Football: A study recently published in the scientific journal JAMA Neurology addresses an area that has been little studied: the risk of neurodegenerative diseases in former professional football players. Quoting a phrase from Pelé, scientists at the University of Glasgow, Scotland researched “the ugly side of the beautiful game”, and concluded that the prevalence of risk depends on the athlete’s position on the field.
In this sense, defenders, who are possibly the players who head the ball the most, have a five times greater risk of developing dementia than attackers and goalkeepers.

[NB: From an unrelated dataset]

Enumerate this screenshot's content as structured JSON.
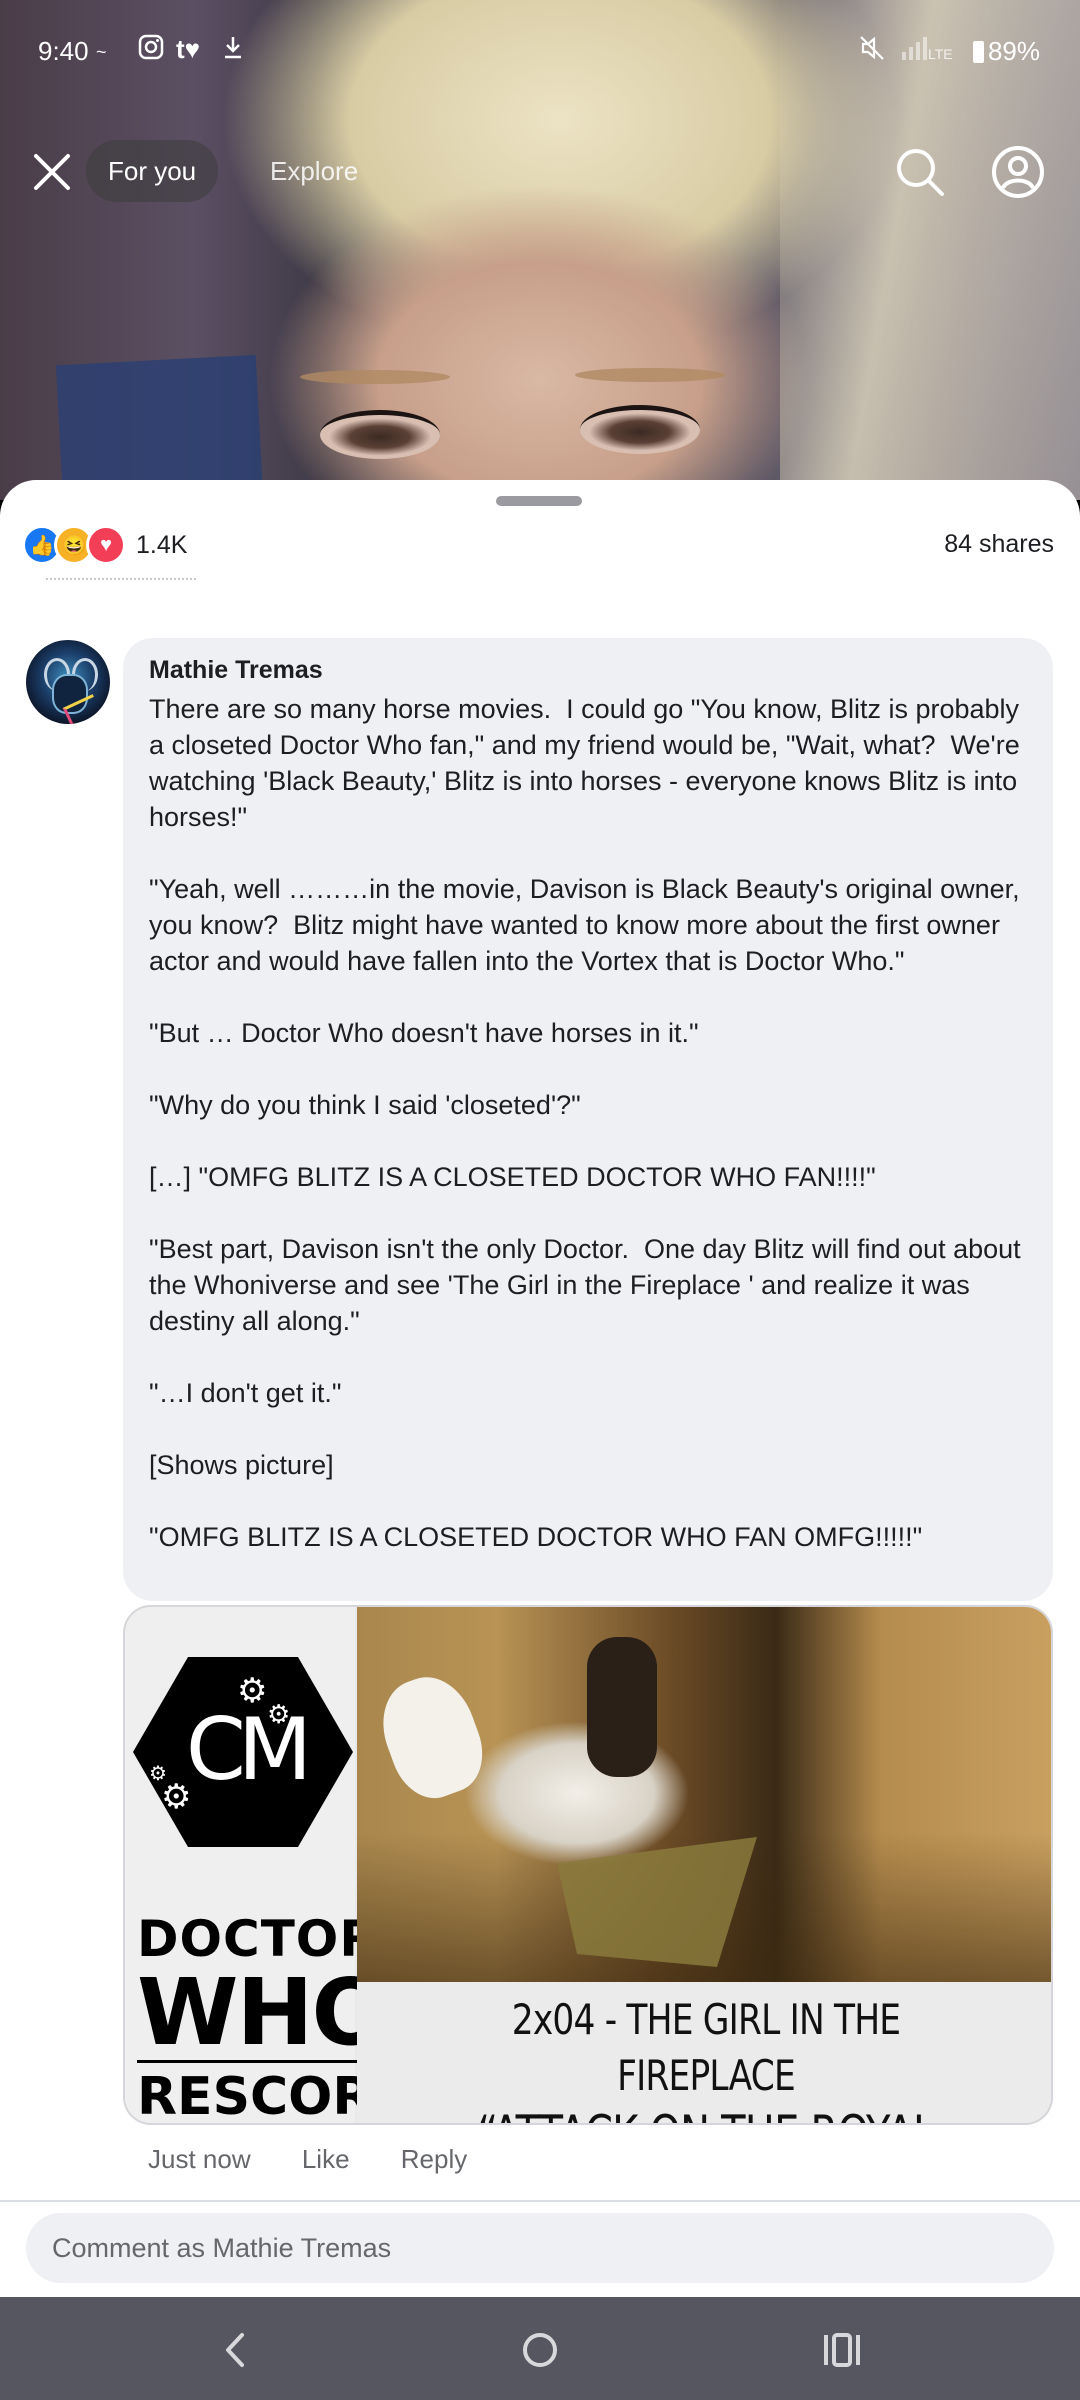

In addition, the study states that, regardless of their position on the field, professional players who have been active for more than 15 years are at a higher risk of diseases such as Parkinson’s and Alzheimer’s than the general population.
Although this increased risk of late neurodegenerative diseases and dementia has already been the object of research in professional athletes with exposure to repetitive impacts on the head, as is the case of former boxers and football players, this is the first time that it has been studied in depth the neurological consequences of a sport with (supposedly) low exposure of the head to trauma.
Headbutts or headbutts?
According to the Glasgow study, when assessing the risk of head trauma, one must first consider that football is the most popular sport in the world, with 270 million players playing. Thus, heading the ball (what we call heading) can often turn into an involuntary headbutt on another player, on the ground or even on the crossbar, with serious consequences.
Citing a meeting held in 2017 on head injuries in football, the researchers said that the frequency of headers in football increases when moving from the youth level to the professional level. According to subject matter experts, “both overall exposure to head butts and the force of impact generated by them were considered relatively low, but with considerable individual variability,” says the survey.